This outrage came in handy to avoid confronting the most horrific news of the day – the heinous axing of an innocent Muslim labourer in Rajasthan because the perpetrator was angry at ‘love jihad’ being allegedly practiced by Muslim youth. Neither the prime minister, who is supposed to provide the soothing touch, nor the news channels saw any value in mentioning this, forget about condemning it. It shows not just warped news priorities but the effective normalisation of random violence – especially when it is against minorities and the vulnerable. The newspapers the next day too felt the same, preferring to play the news down.

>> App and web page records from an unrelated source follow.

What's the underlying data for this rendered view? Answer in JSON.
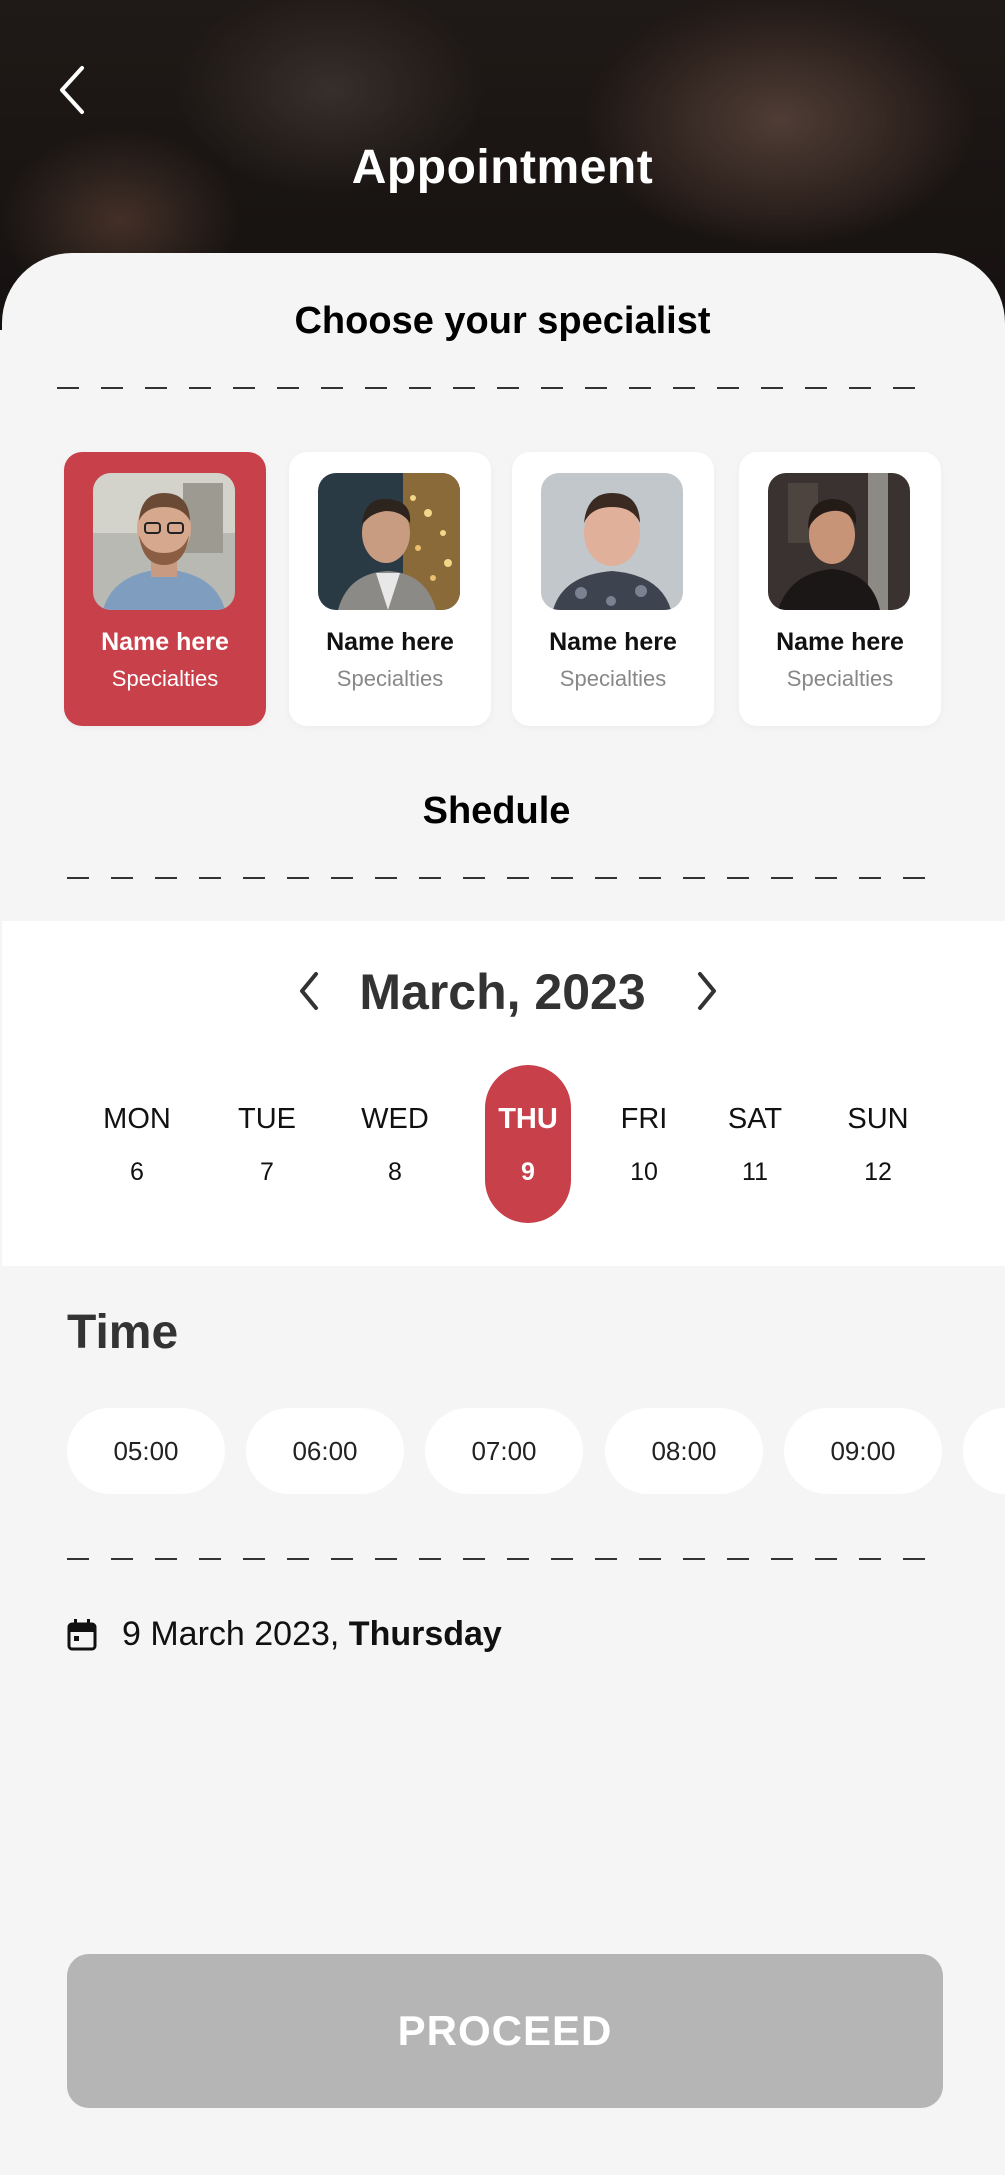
{
  "header": {
    "title": "Appointment"
  },
  "specialist_section": {
    "title": "Choose your specialist"
  },
  "specialists": [
    {
      "name": "Name here",
      "specialty": "Specialties",
      "selected": true
    },
    {
      "name": "Name here",
      "specialty": "Specialties",
      "selected": false
    },
    {
      "name": "Name here",
      "specialty": "Specialties",
      "selected": false
    },
    {
      "name": "Name here",
      "specialty": "Specialties",
      "selected": false
    }
  ],
  "schedule_section": {
    "title": "Shedule"
  },
  "calendar": {
    "month_label": "March, 2023",
    "days": [
      {
        "name": "MON",
        "date": "6"
      },
      {
        "name": "TUE",
        "date": "7"
      },
      {
        "name": "WED",
        "date": "8"
      },
      {
        "name": "THU",
        "date": "9",
        "selected": true
      },
      {
        "name": "FRI",
        "date": "10"
      },
      {
        "name": "SAT",
        "date": "11"
      },
      {
        "name": "SUN",
        "date": "12"
      }
    ]
  },
  "time_section": {
    "title": "Time"
  },
  "time_slots": [
    "05:00",
    "06:00",
    "07:00",
    "08:00",
    "09:00"
  ],
  "summary": {
    "date": "9 March 2023, ",
    "weekday": "Thursday"
  },
  "proceed_button": {
    "label": "PROCEED"
  },
  "colors": {
    "accent": "#c8404a",
    "disabled_button": "#b5b5b5",
    "background": "#f5f5f5"
  }
}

The news cycle is always looking for distractions, but they also practice double standards when reporting – or rather hyperventilating over – controversial speech.
Here is a compilation of just some statements made by the BJP and Sangh parivar leaders against former prime minister Manmohan Singh. Some of them are far from decent, parliamentary language. They had become par for the course in the second half of UPA 2, and the media, especially the electronic media, had begun to join in the anti-government chorus.
Mani Shankar Aiyar's remarks on PM Modi are deplorable and I am so proud of all Congress leaders unequivocally condemning it.
At the same time, here is the compilation of disgraceful remarks made by PM Modi & BJP leaders towards Dr. Manmohan Singh (as PM) w/o an ounce of regret. pic.twitter.com/sPnlAWnlSy
— Gaurav Pandhi (@GauravPandhi) December 7, 2017
Sonia Gandhi’s ‘Maut ka Saudagar’ comment was widely – and correctly – criticised and was held to be one reason why the Congress did badly in Gujarat in 2007. Modi’s ’50-crore-rupee girlfriend’ remark against Shashi Tharoor was barely censured. Does anyone even remember the refugee camps for Muslims in Ahmedabad which Modi called baby producing factories?
Yogi Adityanath is in a class of his own. Much before he became the chief minister of Uttar Pradesh, he had come to be known for some direct communal remarks. He was not reprimanded, but rewarded. Since occupying office – ‘give him a chance,’ many commentators had said then – he has outdone himself. Yet we get stories on mainstream channels about his love for cows, and hardly any serious questioning about his behaviour.
It is not merely the double standards that are a problem here. The deliberate averting of the gaze from genuinely newsworthy issues that are disturbing and need investigation and comment – and surely the axing of a man is one of them – is equally a sign of how journalists are out to divert the national conversation. Rajasthan was where members of the Karni Sena called for violence against Deepika Padukone and they are all roaming about freely. Rajasthan chief minister Vasundhara Raje seems to be getting away without anyone holding her to account.
Soon after Aiyar’s remark, Rahul Gandhi condemned it and then later in the day, suspended him. Arun Jaitley said it was all a conspiracy – first get Aiyar to say something controversial, then sack him. He is a politician; he is entitled to give it his own spin. Surprisingly, most in the media did not get the significance of Gandhi’s action, his first one after taking over as de facto Congress president. He has clearly demonstrated that he will change things in his party. He must have understood the political implications of Aiyar’s remark and calculated that keeping him in could be harmful.
BJP and PM routinely use filthy language to attack the Congress party. The Congress has a different culture and heritage. I do not appreciate the tone and language used by Mr Mani Shankar Aiyer to address the PM. Both the Congress and I expect him to apologise for what he said.
— Office of RG (@OfficeOfRG) December 7, 2017
There will be many more such crude and crass remarks in times to come. Many of us will wring our hands about falling standards of civility and moan ‘how low can we go’. The lowest depths are yet to be reached. Politicians, if they see value in using the coarsest language against their rivals (and against minorities), will continue to do so. It is the media’s role to call them to account, but here too, one can be sure that their eyes and ears will be fixed only in one direction.